▸ YOUR INSTRUCTIONS
For every line in the material, print that line exactly.

▸ LISTED ENTRIES
⟨

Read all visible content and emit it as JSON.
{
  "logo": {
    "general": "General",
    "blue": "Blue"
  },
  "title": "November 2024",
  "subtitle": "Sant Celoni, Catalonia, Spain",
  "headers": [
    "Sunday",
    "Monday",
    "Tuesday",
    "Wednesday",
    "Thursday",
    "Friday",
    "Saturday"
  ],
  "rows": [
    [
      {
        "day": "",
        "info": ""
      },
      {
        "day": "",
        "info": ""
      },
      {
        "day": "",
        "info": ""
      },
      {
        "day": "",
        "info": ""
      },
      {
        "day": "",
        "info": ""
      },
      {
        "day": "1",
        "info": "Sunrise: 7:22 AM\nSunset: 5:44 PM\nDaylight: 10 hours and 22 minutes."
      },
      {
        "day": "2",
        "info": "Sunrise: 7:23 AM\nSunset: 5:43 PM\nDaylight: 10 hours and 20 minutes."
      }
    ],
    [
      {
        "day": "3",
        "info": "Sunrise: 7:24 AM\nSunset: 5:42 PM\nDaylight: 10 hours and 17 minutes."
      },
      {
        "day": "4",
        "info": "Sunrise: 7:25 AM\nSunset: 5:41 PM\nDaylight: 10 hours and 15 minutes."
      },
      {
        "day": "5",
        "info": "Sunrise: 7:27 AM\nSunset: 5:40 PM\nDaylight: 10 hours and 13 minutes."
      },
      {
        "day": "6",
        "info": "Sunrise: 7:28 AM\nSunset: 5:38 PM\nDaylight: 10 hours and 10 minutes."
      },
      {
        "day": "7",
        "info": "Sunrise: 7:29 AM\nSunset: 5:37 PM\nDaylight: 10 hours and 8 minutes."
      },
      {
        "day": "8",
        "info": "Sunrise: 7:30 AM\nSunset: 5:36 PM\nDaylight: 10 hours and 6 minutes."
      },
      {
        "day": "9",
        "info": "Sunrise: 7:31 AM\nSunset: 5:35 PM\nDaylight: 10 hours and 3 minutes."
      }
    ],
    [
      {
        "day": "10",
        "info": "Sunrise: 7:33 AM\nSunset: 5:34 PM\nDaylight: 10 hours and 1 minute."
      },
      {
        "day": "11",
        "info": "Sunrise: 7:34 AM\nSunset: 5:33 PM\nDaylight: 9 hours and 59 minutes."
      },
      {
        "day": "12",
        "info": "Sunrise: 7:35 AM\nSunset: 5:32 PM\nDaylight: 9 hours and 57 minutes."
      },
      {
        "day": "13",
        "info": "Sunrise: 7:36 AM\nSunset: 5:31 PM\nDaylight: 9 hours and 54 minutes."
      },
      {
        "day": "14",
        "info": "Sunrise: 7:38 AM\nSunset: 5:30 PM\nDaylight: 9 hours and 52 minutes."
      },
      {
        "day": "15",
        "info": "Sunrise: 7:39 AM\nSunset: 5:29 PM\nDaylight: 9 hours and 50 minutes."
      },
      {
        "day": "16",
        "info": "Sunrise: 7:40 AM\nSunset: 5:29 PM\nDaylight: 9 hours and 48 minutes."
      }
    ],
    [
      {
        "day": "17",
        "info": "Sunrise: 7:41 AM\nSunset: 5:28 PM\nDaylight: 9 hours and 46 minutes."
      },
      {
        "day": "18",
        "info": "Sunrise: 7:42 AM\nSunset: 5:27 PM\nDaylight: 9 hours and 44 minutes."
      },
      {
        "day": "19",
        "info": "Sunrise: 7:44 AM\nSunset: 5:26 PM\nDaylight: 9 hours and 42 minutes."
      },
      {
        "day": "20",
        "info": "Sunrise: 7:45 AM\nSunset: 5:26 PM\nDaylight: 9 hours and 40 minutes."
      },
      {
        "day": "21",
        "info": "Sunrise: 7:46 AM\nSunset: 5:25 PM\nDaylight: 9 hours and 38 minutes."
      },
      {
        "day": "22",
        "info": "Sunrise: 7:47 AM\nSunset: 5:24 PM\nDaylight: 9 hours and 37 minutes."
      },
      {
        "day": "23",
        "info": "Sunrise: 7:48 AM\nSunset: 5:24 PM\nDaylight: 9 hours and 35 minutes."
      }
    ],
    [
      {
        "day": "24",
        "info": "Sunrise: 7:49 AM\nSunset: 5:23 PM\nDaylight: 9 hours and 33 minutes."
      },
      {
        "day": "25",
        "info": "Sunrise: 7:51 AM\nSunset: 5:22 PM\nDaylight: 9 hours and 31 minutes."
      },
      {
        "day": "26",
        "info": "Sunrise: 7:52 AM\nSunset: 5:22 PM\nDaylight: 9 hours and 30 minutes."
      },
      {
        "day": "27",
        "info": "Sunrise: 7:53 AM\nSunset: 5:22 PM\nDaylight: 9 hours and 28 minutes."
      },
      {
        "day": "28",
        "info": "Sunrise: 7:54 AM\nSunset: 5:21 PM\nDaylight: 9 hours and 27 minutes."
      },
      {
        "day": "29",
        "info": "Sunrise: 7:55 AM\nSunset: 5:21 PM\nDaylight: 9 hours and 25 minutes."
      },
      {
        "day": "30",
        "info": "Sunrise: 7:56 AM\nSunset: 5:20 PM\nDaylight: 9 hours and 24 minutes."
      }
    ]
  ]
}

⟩

▸ OUTPUT
Read all visible content and emit it as JSON.
{
  "logo": {
    "general": "General",
    "blue": "Blue"
  },
  "title": "November 2024",
  "subtitle": "Sant Celoni, Catalonia, Spain",
  "headers": [
    "Sunday",
    "Monday",
    "Tuesday",
    "Wednesday",
    "Thursday",
    "Friday",
    "Saturday"
  ],
  "rows": [
    [
      {
        "day": "",
        "info": ""
      },
      {
        "day": "",
        "info": ""
      },
      {
        "day": "",
        "info": ""
      },
      {
        "day": "",
        "info": ""
      },
      {
        "day": "",
        "info": ""
      },
      {
        "day": "1",
        "info": "Sunrise: 7:22 AM\nSunset: 5:44 PM\nDaylight: 10 hours and 22 minutes."
      },
      {
        "day": "2",
        "info": "Sunrise: 7:23 AM\nSunset: 5:43 PM\nDaylight: 10 hours and 20 minutes."
      }
    ],
    [
      {
        "day": "3",
        "info": "Sunrise: 7:24 AM\nSunset: 5:42 PM\nDaylight: 10 hours and 17 minutes."
      },
      {
        "day": "4",
        "info": "Sunrise: 7:25 AM\nSunset: 5:41 PM\nDaylight: 10 hours and 15 minutes."
      },
      {
        "day": "5",
        "info": "Sunrise: 7:27 AM\nSunset: 5:40 PM\nDaylight: 10 hours and 13 minutes."
      },
      {
        "day": "6",
        "info": "Sunrise: 7:28 AM\nSunset: 5:38 PM\nDaylight: 10 hours and 10 minutes."
      },
      {
        "day": "7",
        "info": "Sunrise: 7:29 AM\nSunset: 5:37 PM\nDaylight: 10 hours and 8 minutes."
      },
      {
        "day": "8",
        "info": "Sunrise: 7:30 AM\nSunset: 5:36 PM\nDaylight: 10 hours and 6 minutes."
      },
      {
        "day": "9",
        "info": "Sunrise: 7:31 AM\nSunset: 5:35 PM\nDaylight: 10 hours and 3 minutes."
      }
    ],
    [
      {
        "day": "10",
        "info": "Sunrise: 7:33 AM\nSunset: 5:34 PM\nDaylight: 10 hours and 1 minute."
      },
      {
        "day": "11",
        "info": "Sunrise: 7:34 AM\nSunset: 5:33 PM\nDaylight: 9 hours and 59 minutes."
      },
      {
        "day": "12",
        "info": "Sunrise: 7:35 AM\nSunset: 5:32 PM\nDaylight: 9 hours and 57 minutes."
      },
      {
        "day": "13",
        "info": "Sunrise: 7:36 AM\nSunset: 5:31 PM\nDaylight: 9 hours and 54 minutes."
      },
      {
        "day": "14",
        "info": "Sunrise: 7:38 AM\nSunset: 5:30 PM\nDaylight: 9 hours and 52 minutes."
      },
      {
        "day": "15",
        "info": "Sunrise: 7:39 AM\nSunset: 5:29 PM\nDaylight: 9 hours and 50 minutes."
      },
      {
        "day": "16",
        "info": "Sunrise: 7:40 AM\nSunset: 5:29 PM\nDaylight: 9 hours and 48 minutes."
      }
    ],
    [
      {
        "day": "17",
        "info": "Sunrise: 7:41 AM\nSunset: 5:28 PM\nDaylight: 9 hours and 46 minutes."
      },
      {
        "day": "18",
        "info": "Sunrise: 7:42 AM\nSunset: 5:27 PM\nDaylight: 9 hours and 44 minutes."
      },
      {
        "day": "19",
        "info": "Sunrise: 7:44 AM\nSunset: 5:26 PM\nDaylight: 9 hours and 42 minutes."
      },
      {
        "day": "20",
        "info": "Sunrise: 7:45 AM\nSunset: 5:26 PM\nDaylight: 9 hours and 40 minutes."
      },
      {
        "day": "21",
        "info": "Sunrise: 7:46 AM\nSunset: 5:25 PM\nDaylight: 9 hours and 38 minutes."
      },
      {
        "day": "22",
        "info": "Sunrise: 7:47 AM\nSunset: 5:24 PM\nDaylight: 9 hours and 37 minutes."
      },
      {
        "day": "23",
        "info": "Sunrise: 7:48 AM\nSunset: 5:24 PM\nDaylight: 9 hours and 35 minutes."
      }
    ],
    [
      {
        "day": "24",
        "info": "Sunrise: 7:49 AM\nSunset: 5:23 PM\nDaylight: 9 hours and 33 minutes."
      },
      {
        "day": "25",
        "info": "Sunrise: 7:51 AM\nSunset: 5:22 PM\nDaylight: 9 hours and 31 minutes."
      },
      {
        "day": "26",
        "info": "Sunrise: 7:52 AM\nSunset: 5:22 PM\nDaylight: 9 hours and 30 minutes."
      },
      {
        "day": "27",
        "info": "Sunrise: 7:53 AM\nSunset: 5:22 PM\nDaylight: 9 hours and 28 minutes."
      },
      {
        "day": "28",
        "info": "Sunrise: 7:54 AM\nSunset: 5:21 PM\nDaylight: 9 hours and 27 minutes."
      },
      {
        "day": "29",
        "info": "Sunrise: 7:55 AM\nSunset: 5:21 PM\nDaylight: 9 hours and 25 minutes."
      },
      {
        "day": "30",
        "info": "Sunrise: 7:56 AM\nSunset: 5:20 PM\nDaylight: 9 hours and 24 minutes."
      }
    ]
  ]
}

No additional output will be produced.